WORK INSTRUCTIONS: Within the lines below, find those that hold the string "Request" and copy each one.

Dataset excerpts
>>>

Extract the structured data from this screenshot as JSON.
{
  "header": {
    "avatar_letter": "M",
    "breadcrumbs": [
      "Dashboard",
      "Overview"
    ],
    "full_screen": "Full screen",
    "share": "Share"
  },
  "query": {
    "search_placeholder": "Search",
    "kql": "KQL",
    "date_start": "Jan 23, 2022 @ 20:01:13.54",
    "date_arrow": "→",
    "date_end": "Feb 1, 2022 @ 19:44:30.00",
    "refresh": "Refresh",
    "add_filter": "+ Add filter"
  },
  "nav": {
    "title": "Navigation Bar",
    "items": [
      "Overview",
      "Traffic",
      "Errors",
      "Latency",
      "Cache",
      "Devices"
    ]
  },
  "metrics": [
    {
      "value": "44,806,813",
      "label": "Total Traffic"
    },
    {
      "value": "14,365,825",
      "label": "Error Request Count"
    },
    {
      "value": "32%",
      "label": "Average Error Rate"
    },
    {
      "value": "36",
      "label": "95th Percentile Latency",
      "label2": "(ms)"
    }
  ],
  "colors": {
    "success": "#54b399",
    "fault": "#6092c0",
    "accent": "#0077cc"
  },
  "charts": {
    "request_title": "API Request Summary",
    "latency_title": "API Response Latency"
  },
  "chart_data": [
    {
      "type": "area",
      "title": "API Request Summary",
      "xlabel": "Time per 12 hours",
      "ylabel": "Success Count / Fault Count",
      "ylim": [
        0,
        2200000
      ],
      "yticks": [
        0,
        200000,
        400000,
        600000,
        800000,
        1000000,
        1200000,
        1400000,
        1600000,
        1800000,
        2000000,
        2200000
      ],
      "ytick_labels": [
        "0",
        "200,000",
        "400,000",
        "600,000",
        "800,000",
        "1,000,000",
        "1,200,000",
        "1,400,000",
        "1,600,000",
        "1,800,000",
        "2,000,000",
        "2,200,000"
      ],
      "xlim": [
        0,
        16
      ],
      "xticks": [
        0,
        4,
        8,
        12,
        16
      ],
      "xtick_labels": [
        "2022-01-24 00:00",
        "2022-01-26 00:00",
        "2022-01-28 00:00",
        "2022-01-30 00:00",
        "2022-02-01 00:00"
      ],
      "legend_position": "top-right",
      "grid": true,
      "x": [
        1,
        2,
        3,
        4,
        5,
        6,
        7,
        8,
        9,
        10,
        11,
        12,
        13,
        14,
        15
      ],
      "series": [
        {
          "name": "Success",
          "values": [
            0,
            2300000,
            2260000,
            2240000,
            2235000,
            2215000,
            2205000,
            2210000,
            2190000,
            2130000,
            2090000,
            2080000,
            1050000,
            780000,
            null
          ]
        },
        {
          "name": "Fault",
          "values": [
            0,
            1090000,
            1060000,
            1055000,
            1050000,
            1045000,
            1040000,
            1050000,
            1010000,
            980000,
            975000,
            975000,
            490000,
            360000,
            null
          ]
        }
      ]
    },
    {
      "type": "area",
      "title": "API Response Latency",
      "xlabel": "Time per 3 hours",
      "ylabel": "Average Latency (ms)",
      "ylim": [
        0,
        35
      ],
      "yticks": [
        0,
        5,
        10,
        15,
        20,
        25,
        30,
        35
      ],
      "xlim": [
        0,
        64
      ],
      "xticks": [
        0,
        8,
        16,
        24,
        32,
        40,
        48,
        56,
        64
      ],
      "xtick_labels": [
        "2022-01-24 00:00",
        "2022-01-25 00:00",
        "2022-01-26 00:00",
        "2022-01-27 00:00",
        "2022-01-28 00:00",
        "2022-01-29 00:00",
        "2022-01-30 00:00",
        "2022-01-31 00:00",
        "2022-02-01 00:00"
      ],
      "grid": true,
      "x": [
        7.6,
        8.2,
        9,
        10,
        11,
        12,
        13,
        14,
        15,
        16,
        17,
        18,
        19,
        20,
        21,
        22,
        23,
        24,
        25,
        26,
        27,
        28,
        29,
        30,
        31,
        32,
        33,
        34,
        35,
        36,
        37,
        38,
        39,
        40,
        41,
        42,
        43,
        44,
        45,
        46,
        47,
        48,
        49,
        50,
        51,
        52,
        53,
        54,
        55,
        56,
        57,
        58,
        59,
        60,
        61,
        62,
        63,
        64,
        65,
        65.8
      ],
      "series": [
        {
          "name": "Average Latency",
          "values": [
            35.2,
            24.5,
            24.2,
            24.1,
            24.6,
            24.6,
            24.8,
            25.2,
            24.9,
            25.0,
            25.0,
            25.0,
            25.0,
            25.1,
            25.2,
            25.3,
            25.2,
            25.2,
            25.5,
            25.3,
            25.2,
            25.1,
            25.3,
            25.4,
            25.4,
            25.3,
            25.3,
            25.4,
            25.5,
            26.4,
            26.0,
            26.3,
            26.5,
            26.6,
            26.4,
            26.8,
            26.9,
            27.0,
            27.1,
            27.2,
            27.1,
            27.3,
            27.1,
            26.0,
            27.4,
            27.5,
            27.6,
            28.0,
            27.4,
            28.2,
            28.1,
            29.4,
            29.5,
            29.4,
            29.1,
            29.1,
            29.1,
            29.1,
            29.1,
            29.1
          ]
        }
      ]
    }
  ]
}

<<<

FINAL ANSWER:
      "label": "Error Request Count"
    "request_title": "API Request Summary",
      "title": "API Request Summary",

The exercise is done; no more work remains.